In contrast to stress the pressure needed for (7.1) and (7.2) is a scalar. It is positive, if the com-pressive stress components which have a negative sign, are predominant. So pressure always has an opposite sign compared to stress. The pressure is the average of the stress tensors trace

$\displaystyle p = - \frac{\mathrm{Trace(}\tilde{\sigma}\mathrm{)}}{3}= - \frac{\sigma_{xx}+\sigma_{yy}+\sigma_{zz}}{3}.$ (7.13)

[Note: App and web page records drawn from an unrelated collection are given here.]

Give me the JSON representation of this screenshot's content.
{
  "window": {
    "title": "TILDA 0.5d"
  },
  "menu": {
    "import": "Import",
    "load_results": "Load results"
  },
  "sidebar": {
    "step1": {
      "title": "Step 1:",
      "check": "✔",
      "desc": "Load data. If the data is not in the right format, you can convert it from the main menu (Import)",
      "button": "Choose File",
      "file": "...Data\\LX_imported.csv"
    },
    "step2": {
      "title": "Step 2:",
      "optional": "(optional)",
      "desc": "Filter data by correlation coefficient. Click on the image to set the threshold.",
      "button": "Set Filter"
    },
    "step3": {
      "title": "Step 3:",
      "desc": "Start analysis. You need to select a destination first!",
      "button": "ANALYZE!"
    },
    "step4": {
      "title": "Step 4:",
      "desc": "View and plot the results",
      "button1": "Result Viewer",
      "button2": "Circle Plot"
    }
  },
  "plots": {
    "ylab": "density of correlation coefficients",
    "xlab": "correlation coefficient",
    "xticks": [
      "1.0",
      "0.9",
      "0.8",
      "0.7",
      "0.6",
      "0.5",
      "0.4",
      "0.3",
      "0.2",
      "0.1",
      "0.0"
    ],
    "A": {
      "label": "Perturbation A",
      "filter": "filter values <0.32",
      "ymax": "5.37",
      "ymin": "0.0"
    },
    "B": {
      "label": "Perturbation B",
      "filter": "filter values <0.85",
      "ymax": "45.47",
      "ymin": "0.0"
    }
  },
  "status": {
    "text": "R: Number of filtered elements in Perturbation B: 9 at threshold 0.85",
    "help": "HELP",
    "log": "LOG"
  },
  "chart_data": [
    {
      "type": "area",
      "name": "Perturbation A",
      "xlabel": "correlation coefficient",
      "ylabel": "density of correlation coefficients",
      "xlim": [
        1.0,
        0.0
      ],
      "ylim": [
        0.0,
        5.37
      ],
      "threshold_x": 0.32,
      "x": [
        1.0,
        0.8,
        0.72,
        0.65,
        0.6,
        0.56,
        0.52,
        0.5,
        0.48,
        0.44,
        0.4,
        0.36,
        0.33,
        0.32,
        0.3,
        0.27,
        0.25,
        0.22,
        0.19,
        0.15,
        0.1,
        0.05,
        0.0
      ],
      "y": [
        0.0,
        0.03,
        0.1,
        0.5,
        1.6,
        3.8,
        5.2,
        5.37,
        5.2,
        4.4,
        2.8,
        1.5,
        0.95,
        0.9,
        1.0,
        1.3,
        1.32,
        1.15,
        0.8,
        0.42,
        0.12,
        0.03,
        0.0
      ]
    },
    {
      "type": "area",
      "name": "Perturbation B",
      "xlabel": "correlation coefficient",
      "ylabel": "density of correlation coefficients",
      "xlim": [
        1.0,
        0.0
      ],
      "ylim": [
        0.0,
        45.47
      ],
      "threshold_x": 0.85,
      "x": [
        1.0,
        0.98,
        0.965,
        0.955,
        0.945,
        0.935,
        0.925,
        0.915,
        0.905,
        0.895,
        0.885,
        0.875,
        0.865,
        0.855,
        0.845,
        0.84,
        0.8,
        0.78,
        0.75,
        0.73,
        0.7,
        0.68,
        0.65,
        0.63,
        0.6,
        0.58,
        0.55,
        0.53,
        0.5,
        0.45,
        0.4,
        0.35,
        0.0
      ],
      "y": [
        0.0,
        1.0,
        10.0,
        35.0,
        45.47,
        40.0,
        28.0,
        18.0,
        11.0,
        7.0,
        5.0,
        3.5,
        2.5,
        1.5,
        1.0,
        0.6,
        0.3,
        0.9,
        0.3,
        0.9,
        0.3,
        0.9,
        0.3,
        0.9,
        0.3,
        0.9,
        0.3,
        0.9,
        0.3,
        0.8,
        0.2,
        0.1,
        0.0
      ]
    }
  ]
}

next up previous contents
Next: 7.2 Stress Calculation Concept Up: 7. Stress Dependent Oxidation Previous: 7. Stress Dependent Oxidation

Ch. Hollauer: Modeling of Thermal Oxidation and Stress Effects